The DOI will be https://dx.doi.org/10.1086/701630

Biodiversity may be limited by division of resources and not just ecological opportunity

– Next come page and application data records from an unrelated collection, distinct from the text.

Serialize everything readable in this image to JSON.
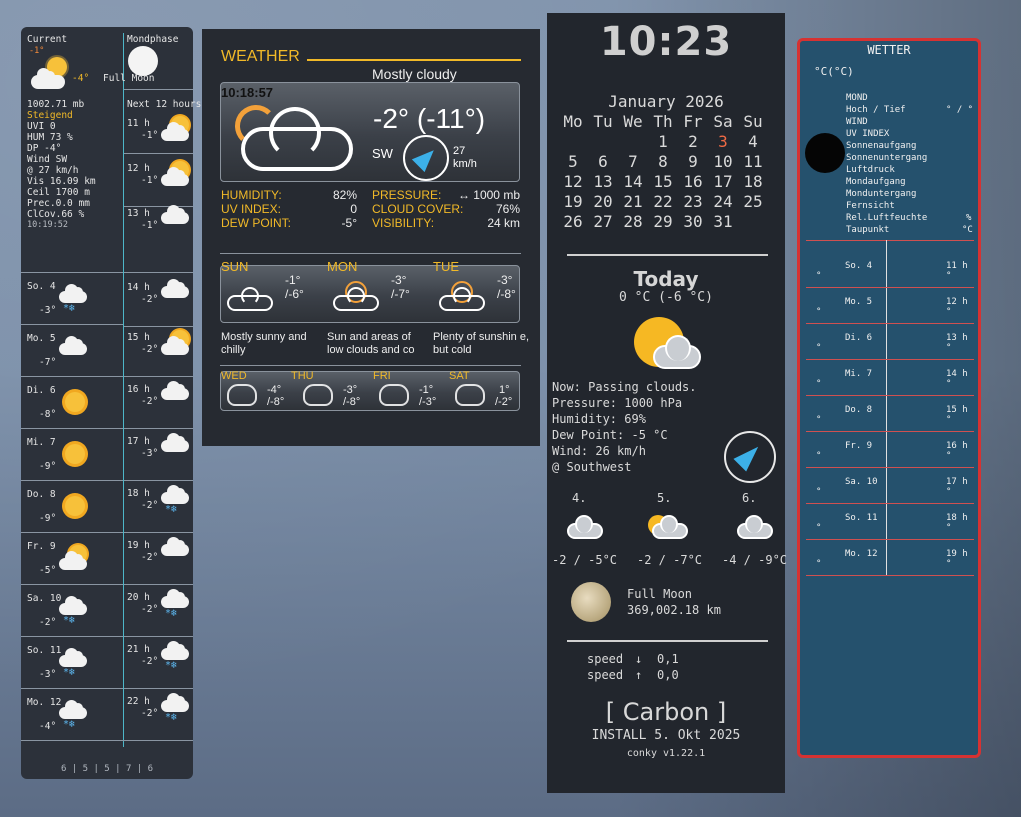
{
  "left": {
    "current_label": "Current",
    "current_temp": "-1°",
    "current_feels": "-4°",
    "moonphase_label": "Mondphase",
    "moon_text": "Full Moon",
    "next12_label": "Next 12 hours",
    "details": [
      "1002.71 mb",
      "Steigend",
      "UVI 0",
      "HUM 73 %",
      "DP  -4°",
      "Wind SW",
      "@ 27 km/h",
      "Vis 16.09 km",
      "Ceil 1700 m",
      "Prec.0.0 mm",
      "ClCov.66 %",
      "10:19:52"
    ],
    "hours": [
      {
        "h": "11 h",
        "t": "-1°",
        "icon": "partly-cloudy-icon"
      },
      {
        "h": "12 h",
        "t": "-1°",
        "icon": "partly-cloudy-icon"
      },
      {
        "h": "13 h",
        "t": "-1°",
        "icon": "cloud-icon"
      },
      {
        "h": "14 h",
        "t": "-2°",
        "icon": "cloud-icon"
      },
      {
        "h": "15 h",
        "t": "-2°",
        "icon": "partly-cloudy-icon"
      },
      {
        "h": "16 h",
        "t": "-2°",
        "icon": "cloud-icon"
      },
      {
        "h": "17 h",
        "t": "-3°",
        "icon": "cloud-icon"
      },
      {
        "h": "18 h",
        "t": "-2°",
        "icon": "snow-cloud-icon"
      },
      {
        "h": "19 h",
        "t": "-2°",
        "icon": "cloud-icon"
      },
      {
        "h": "20 h",
        "t": "-2°",
        "icon": "snow-cloud-icon"
      },
      {
        "h": "21 h",
        "t": "-2°",
        "icon": "snow-cloud-icon"
      },
      {
        "h": "22 h",
        "t": "-2°",
        "icon": "snow-cloud-icon"
      }
    ],
    "days": [
      {
        "d": "So.  4",
        "t": "-3°",
        "icon": "snow-cloud-icon"
      },
      {
        "d": "Mo.  5",
        "t": "-7°",
        "icon": "cloud-icon"
      },
      {
        "d": "Di.  6",
        "t": "-8°",
        "icon": "sun-icon"
      },
      {
        "d": "Mi.  7",
        "t": "-9°",
        "icon": "sun-icon"
      },
      {
        "d": "Do.  8",
        "t": "-9°",
        "icon": "sun-icon"
      },
      {
        "d": "Fr.  9",
        "t": "-5°",
        "icon": "partly-cloudy-icon"
      },
      {
        "d": "Sa. 10",
        "t": "-2°",
        "icon": "snow-cloud-icon"
      },
      {
        "d": "So. 11",
        "t": "-3°",
        "icon": "snow-cloud-icon"
      },
      {
        "d": "Mo. 12",
        "t": "-4°",
        "icon": "snow-cloud-icon"
      }
    ],
    "footer": "6 | 5 | 5 | 7 | 6"
  },
  "weather": {
    "title": "WEATHER",
    "condition": "Mostly cloudy",
    "time": "10:18:57",
    "temp": "-2° (-11°)",
    "wind_dir": "SW",
    "wind_speed": "27",
    "wind_unit": "km/h",
    "stats_left": [
      [
        "HUMIDITY:",
        "82%"
      ],
      [
        "UV INDEX:",
        "0"
      ],
      [
        "DEW POINT:",
        "-5°"
      ]
    ],
    "stats_right": [
      [
        "PRESSURE:",
        "↔ 1000 mb"
      ],
      [
        "CLOUD COVER:",
        "76%"
      ],
      [
        "VISIBILITY:",
        "24 km"
      ]
    ],
    "forecast": [
      {
        "day": "SUN",
        "hi": "-1°",
        "lo": "/-6°",
        "desc": "Mostly sunny and chilly"
      },
      {
        "day": "MON",
        "hi": "-3°",
        "lo": "/-7°",
        "desc": "Sun and areas of low clouds and co"
      },
      {
        "day": "TUE",
        "hi": "-3°",
        "lo": "/-8°",
        "desc": "Plenty of sunshin e, but cold"
      }
    ],
    "small": [
      {
        "day": "WED",
        "hi": "-4°",
        "lo": "/-8°"
      },
      {
        "day": "THU",
        "hi": "-3°",
        "lo": "/-8°"
      },
      {
        "day": "FRI",
        "hi": "-1°",
        "lo": "/-3°"
      },
      {
        "day": "SAT",
        "hi": "1°",
        "lo": "/-2°"
      }
    ]
  },
  "carbon": {
    "clock": "10:23",
    "month": "January 2026",
    "weekdays": [
      "Mo",
      "Tu",
      "We",
      "Th",
      "Fr",
      "Sa",
      "Su"
    ],
    "weeks": [
      [
        "",
        "",
        "",
        "1",
        "2",
        "3",
        "4"
      ],
      [
        "5",
        "6",
        "7",
        "8",
        "9",
        "10",
        "11"
      ],
      [
        "12",
        "13",
        "14",
        "15",
        "16",
        "17",
        "18"
      ],
      [
        "19",
        "20",
        "21",
        "22",
        "23",
        "24",
        "25"
      ],
      [
        "26",
        "27",
        "28",
        "29",
        "30",
        "31",
        ""
      ]
    ],
    "today_label": "Today",
    "today_temp": "0 °C  (-6 °C)",
    "details": [
      "Now: Passing clouds.",
      "Pressure: 1000 hPa",
      "Humidity: 69%",
      "Dew Point: -5 °C",
      "Wind: 26 km/h",
      "@ Southwest"
    ],
    "forecast": [
      {
        "day": "4.",
        "temp": "-2 / -5°C"
      },
      {
        "day": "5.",
        "temp": "-2 / -7°C"
      },
      {
        "day": "6.",
        "temp": "-4 / -9°C"
      }
    ],
    "moon_phase": "Full Moon",
    "moon_dist": "369,002.18 km",
    "speed_down_label": "speed",
    "speed_down": "0,1",
    "speed_up_label": "speed",
    "speed_up": "0,0",
    "brand": "[ Carbon ]",
    "install": "INSTALL 5. Okt 2025",
    "version": "conky v1.22.1",
    "colors": {
      "today_red": "#f06a45",
      "sun": "#f6b823"
    }
  },
  "wetter": {
    "title": "WETTER",
    "unit": "°C(°C)",
    "labels": [
      "MOND",
      "Hoch / Tief",
      "WIND",
      "UV INDEX",
      "Sonnenaufgang",
      "Sonnenuntergang",
      "Luftdruck",
      "Mondaufgang",
      "Monduntergang",
      "Fernsicht",
      "Rel.Luftfeuchte",
      "Taupunkt"
    ],
    "hochtief_val": "° / °",
    "luft_unit": "%",
    "tau_unit": "°C",
    "rows": [
      {
        "d": "So.  4",
        "h": "11 h"
      },
      {
        "d": "Mo.  5",
        "h": "12 h"
      },
      {
        "d": "Di.  6",
        "h": "13 h"
      },
      {
        "d": "Mi.  7",
        "h": "14 h"
      },
      {
        "d": "Do.  8",
        "h": "15 h"
      },
      {
        "d": "Fr.  9",
        "h": "16 h"
      },
      {
        "d": "Sa. 10",
        "h": "17 h"
      },
      {
        "d": "So. 11",
        "h": "18 h"
      },
      {
        "d": "Mo. 12",
        "h": "19 h"
      }
    ],
    "deg": "°"
  }
}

A basic issue in evolutionary biology is the relationship between the rate of species formation and the rate of morphological diversification. We expect these rates to be correlated because conditions that favor an increase in one commonly accelerates the other. For example, a population that colonizes an island lacking competing species may diversify into new ecological roles while splitting into multiple species. Alternatively, rates of speciation and ecological diversification might not be correlated if descendant species become increasingly ecologically specialized in response to growing competition in diverse communities. In this study, researchers gathered morphological data from over 2000 species from 11 orders of predominantly arboreal birds to test whether speciation and morphological diversification are generally correlated. They found that the size, shape, and morphological specialization are unrelated to rate of diversification. They suggest that this is because most of the variation in the group arose early in their evolutionary history as the group diversified following the end-Cretaceous mass extinction. Subsequent species formation has predominantly been via geographic isolation and sexual selection, process that need not generate new ecologically-related morphological variation. This study contributes to our understanding of biodiversity. Instead of being constrained only by the ecological resources available to support species, diversity may also be limited by the ability or propensity of species to divide up resources.


Abstract

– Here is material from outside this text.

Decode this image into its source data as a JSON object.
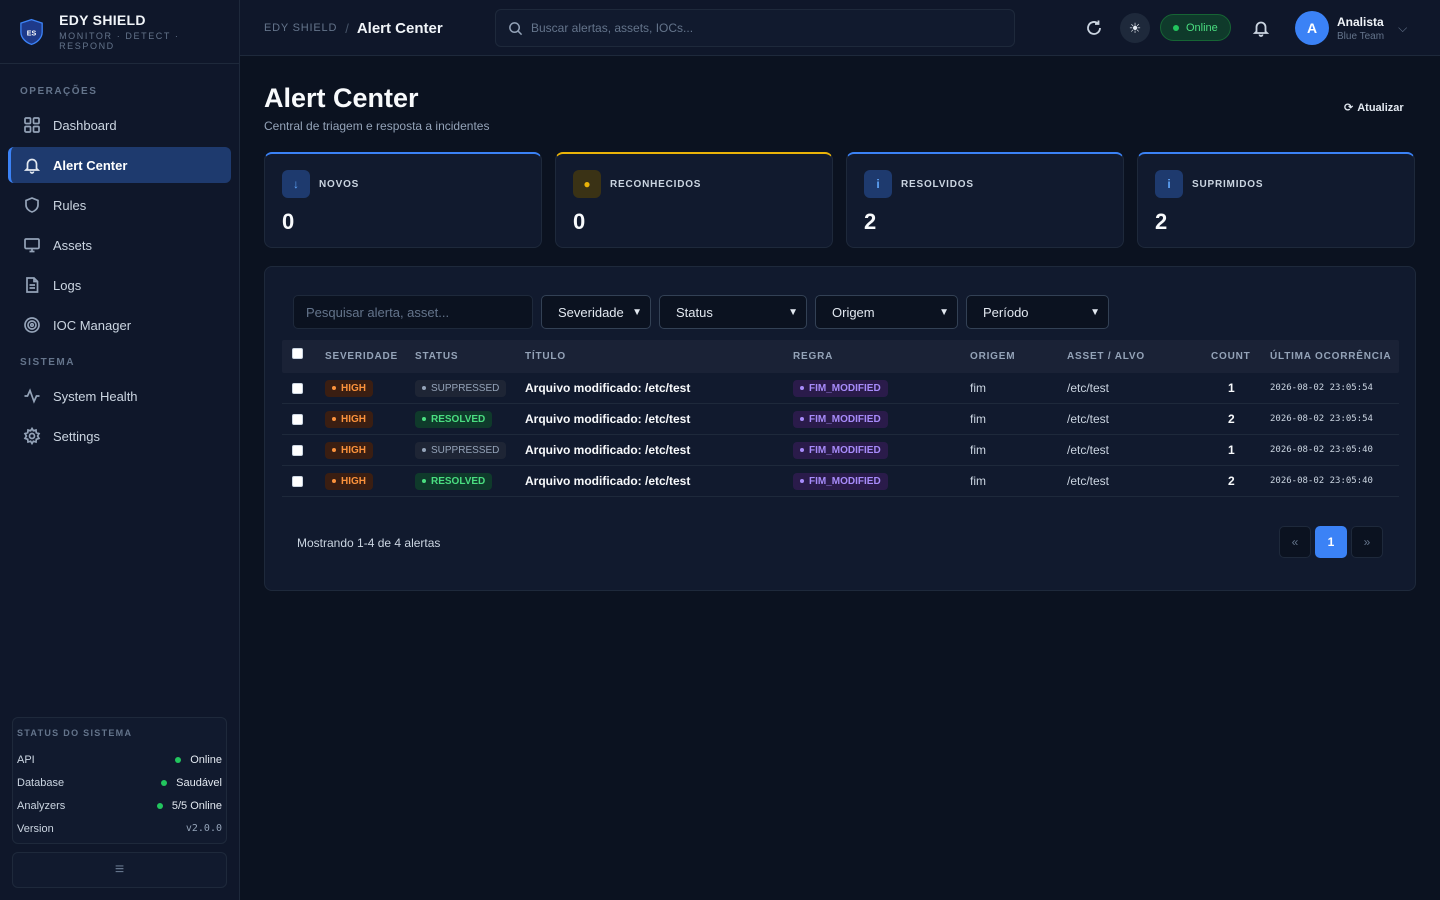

Whether ecological differences between species evolve in parallel with lineage diversification is a fundamental issue in evolutionary biology. These processes might be connected if conditions that favor the proliferation of species, such as release from competitors, facilitate the evolution of novel ecological relationships. Despite this, phylogenetic studies do not consistently identify such a connection. Conversely, if higher diversity caused species to become increasingly specialized ecologically, lineage diversification might become dissociated from ecological diversification. In this analysis, we ask whether the rate of lineage diversification in a large clade of birds is correlated with morphological specialization and with rates of morphological evolution. We find that morphological variation is related to species richness within clades, but that rates of morphological evolution are decoupled from the rate of lineage diversification. Additionally, morphological specialization within lineages is independent of the rate at which lineages diversify, with the results apparently robust against false negative inference. This dissociation is likely a consequence of the major ecomorphological differences between avian clades arising early in their evolutionary history, with comparatively little variation added subsequently, while avian diversification has been driven predominantly by geographic isolation and sexual selection. Accordingly, biodiversity appears to limited by the extent to which taxa can subdivide exploited regions of ecological space, and not just overall ecological opportunity.